→ Instructions for the task
Would you repeat the listing exactly but omit every picture?

→ Dataset records
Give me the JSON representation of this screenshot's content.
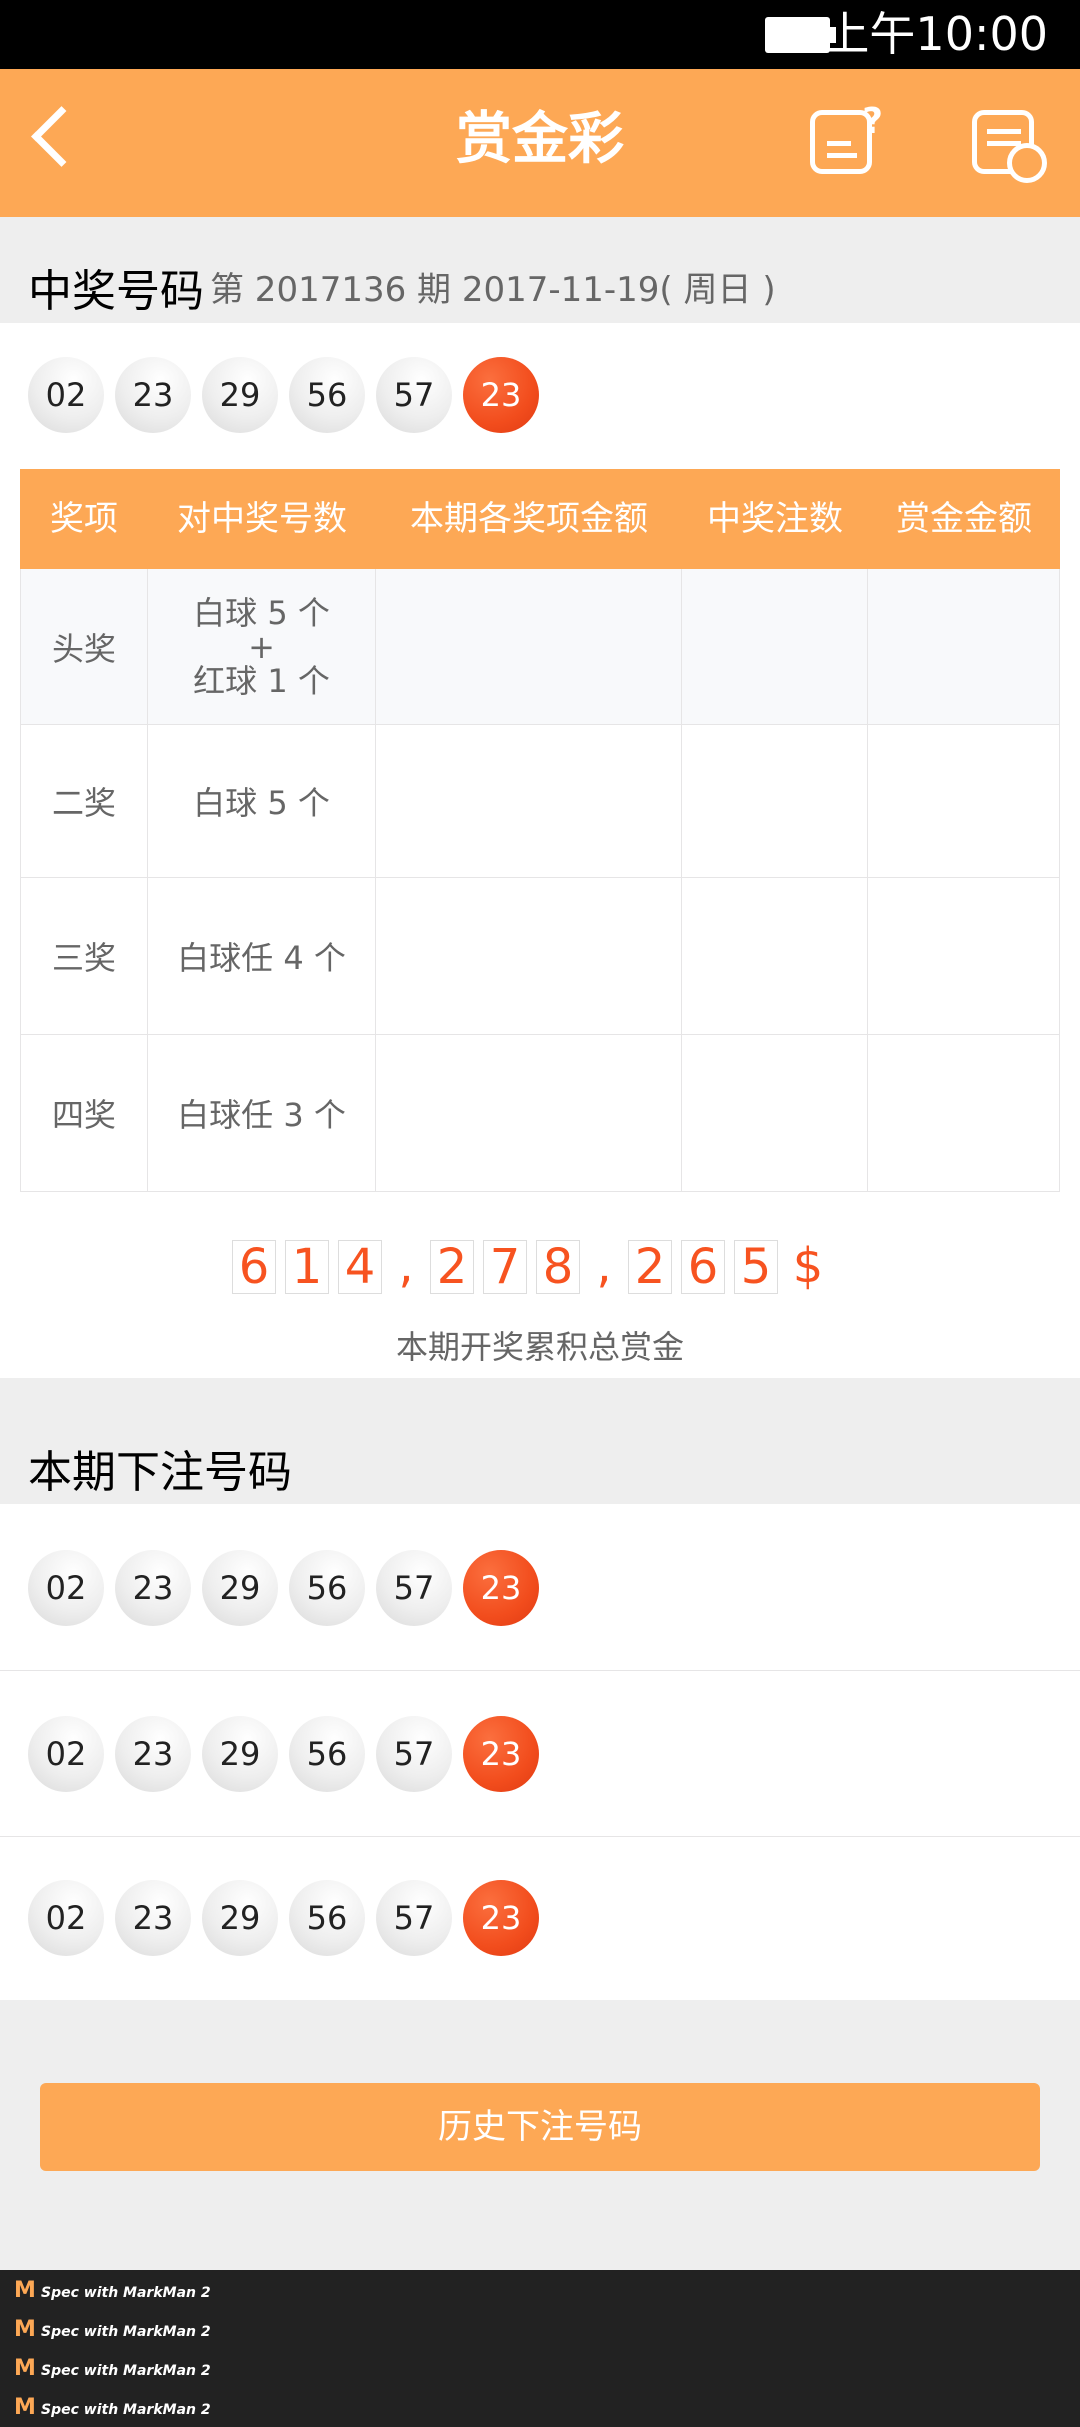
{
  "status": {
    "time": "上午10:00"
  },
  "header": {
    "title": "赏金彩"
  },
  "draw": {
    "section_title": "中奖号码",
    "info": "第 2017136 期  2017-11-19( 周日 )",
    "balls": [
      "02",
      "23",
      "29",
      "56",
      "57"
    ],
    "red_ball": "23"
  },
  "table": {
    "headers": [
      "奖项",
      "对中奖号数",
      "本期各奖项金额",
      "中奖注数",
      "赏金金额"
    ],
    "rows": [
      {
        "prize": "头奖",
        "match_line1": "白球 5 个",
        "match_line2": "+",
        "match_line3": "红球 1 个"
      },
      {
        "prize": "二奖",
        "match_line1": "白球 5 个"
      },
      {
        "prize": "三奖",
        "match_line1": "白球任 4 个"
      },
      {
        "prize": "四奖",
        "match_line1": "白球任 3 个"
      }
    ]
  },
  "jackpot": {
    "digits": [
      "6",
      "1",
      "4",
      "2",
      "7",
      "8",
      "2",
      "6",
      "5"
    ],
    "comma": ",",
    "currency": "$",
    "caption": "本期开奖累积总赏金"
  },
  "bets": {
    "section_title": "本期下注号码",
    "rows": [
      {
        "balls": [
          "02",
          "23",
          "29",
          "56",
          "57"
        ],
        "red": "23"
      },
      {
        "balls": [
          "02",
          "23",
          "29",
          "56",
          "57"
        ],
        "red": "23"
      },
      {
        "balls": [
          "02",
          "23",
          "29",
          "56",
          "57"
        ],
        "red": "23"
      }
    ]
  },
  "history_button": {
    "label": "历史下注号码"
  },
  "footer": {
    "lines": [
      "Spec with MarkMan 2",
      "Spec with MarkMan 2",
      "Spec with MarkMan 2",
      "Spec with MarkMan 2"
    ]
  },
  "colors": {
    "accent": "#fda855",
    "red_text": "#f75320",
    "text_gray": "#666666",
    "bg_gray": "#eeeeee",
    "divider": "#e6e5e6"
  }
}
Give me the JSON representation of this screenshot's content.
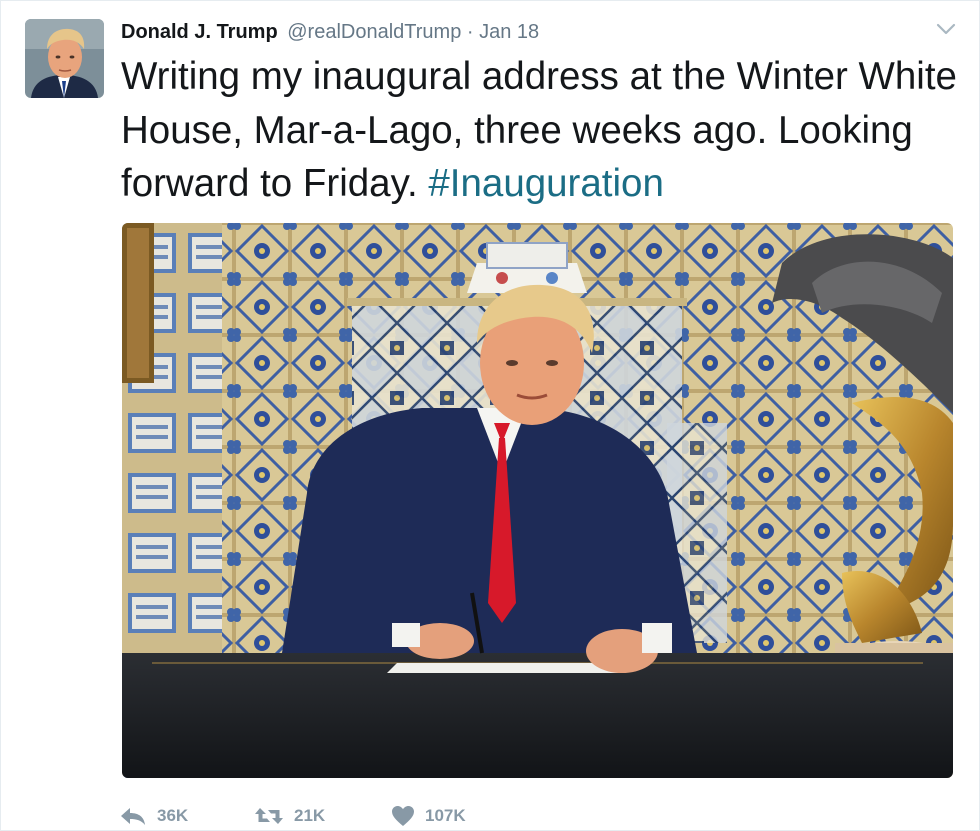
{
  "tweet": {
    "author_name": "Donald J. Trump",
    "handle": "@realDonaldTrump",
    "separator": "·",
    "date": "Jan 18",
    "text_main": "Writing my inaugural address at the Winter White House, Mar-a-Lago, three weeks ago. Looking forward to Friday.",
    "hashtag": "#Inauguration",
    "avatar_icon": "avatar-photo",
    "menu_icon": "chevron-down-icon",
    "image_alt": "Photo: man in navy suit and red tie writing at a desk in front of a tiled wall with a bronze eagle sculpture"
  },
  "actions": {
    "reply_count": "36K",
    "retweet_count": "21K",
    "like_count": "107K"
  },
  "colors": {
    "text": "#14171a",
    "muted": "#657786",
    "action_gray": "#8899a6",
    "hashtag": "#1b6d85",
    "border": "#e6ecf0"
  }
}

→ Response box
Give me the JSON representation of this screenshot's content.
{
  "status": {
    "time": "上午10:00"
  },
  "header": {
    "title": "赏金彩"
  },
  "draw": {
    "section_title": "中奖号码",
    "info": "第 2017136 期  2017-11-19( 周日 )",
    "balls": [
      "02",
      "23",
      "29",
      "56",
      "57"
    ],
    "red_ball": "23"
  },
  "table": {
    "headers": [
      "奖项",
      "对中奖号数",
      "本期各奖项金额",
      "中奖注数",
      "赏金金额"
    ],
    "rows": [
      {
        "prize": "头奖",
        "match_line1": "白球 5 个",
        "match_line2": "+",
        "match_line3": "红球 1 个"
      },
      {
        "prize": "二奖",
        "match_line1": "白球 5 个"
      },
      {
        "prize": "三奖",
        "match_line1": "白球任 4 个"
      },
      {
        "prize": "四奖",
        "match_line1": "白球任 3 个"
      }
    ]
  },
  "jackpot": {
    "digits": [
      "6",
      "1",
      "4",
      "2",
      "7",
      "8",
      "2",
      "6",
      "5"
    ],
    "comma": ",",
    "currency": "$",
    "caption": "本期开奖累积总赏金"
  },
  "bets": {
    "section_title": "本期下注号码",
    "rows": [
      {
        "balls": [
          "02",
          "23",
          "29",
          "56",
          "57"
        ],
        "red": "23"
      },
      {
        "balls": [
          "02",
          "23",
          "29",
          "56",
          "57"
        ],
        "red": "23"
      },
      {
        "balls": [
          "02",
          "23",
          "29",
          "56",
          "57"
        ],
        "red": "23"
      }
    ]
  },
  "history_button": {
    "label": "历史下注号码"
  },
  "footer": {
    "lines": [
      "Spec with MarkMan 2",
      "Spec with MarkMan 2",
      "Spec with MarkMan 2",
      "Spec with MarkMan 2"
    ]
  },
  "colors": {
    "accent": "#fda855",
    "red_text": "#f75320",
    "text_gray": "#666666",
    "bg_gray": "#eeeeee",
    "divider": "#e6e5e6"
  }
}
Give me the JSON representation of this screenshot's content.
{
  "tweet": {
    "author_name": "Donald J. Trump",
    "handle": "@realDonaldTrump",
    "separator": "·",
    "date": "Jan 18",
    "text_main": "Writing my inaugural address at the Winter White House, Mar-a-Lago, three weeks ago. Looking forward to Friday.",
    "hashtag": "#Inauguration",
    "avatar_icon": "avatar-photo",
    "menu_icon": "chevron-down-icon",
    "image_alt": "Photo: man in navy suit and red tie writing at a desk in front of a tiled wall with a bronze eagle sculpture"
  },
  "actions": {
    "reply_count": "36K",
    "retweet_count": "21K",
    "like_count": "107K"
  },
  "colors": {
    "text": "#14171a",
    "muted": "#657786",
    "action_gray": "#8899a6",
    "hashtag": "#1b6d85",
    "border": "#e6ecf0"
  }
}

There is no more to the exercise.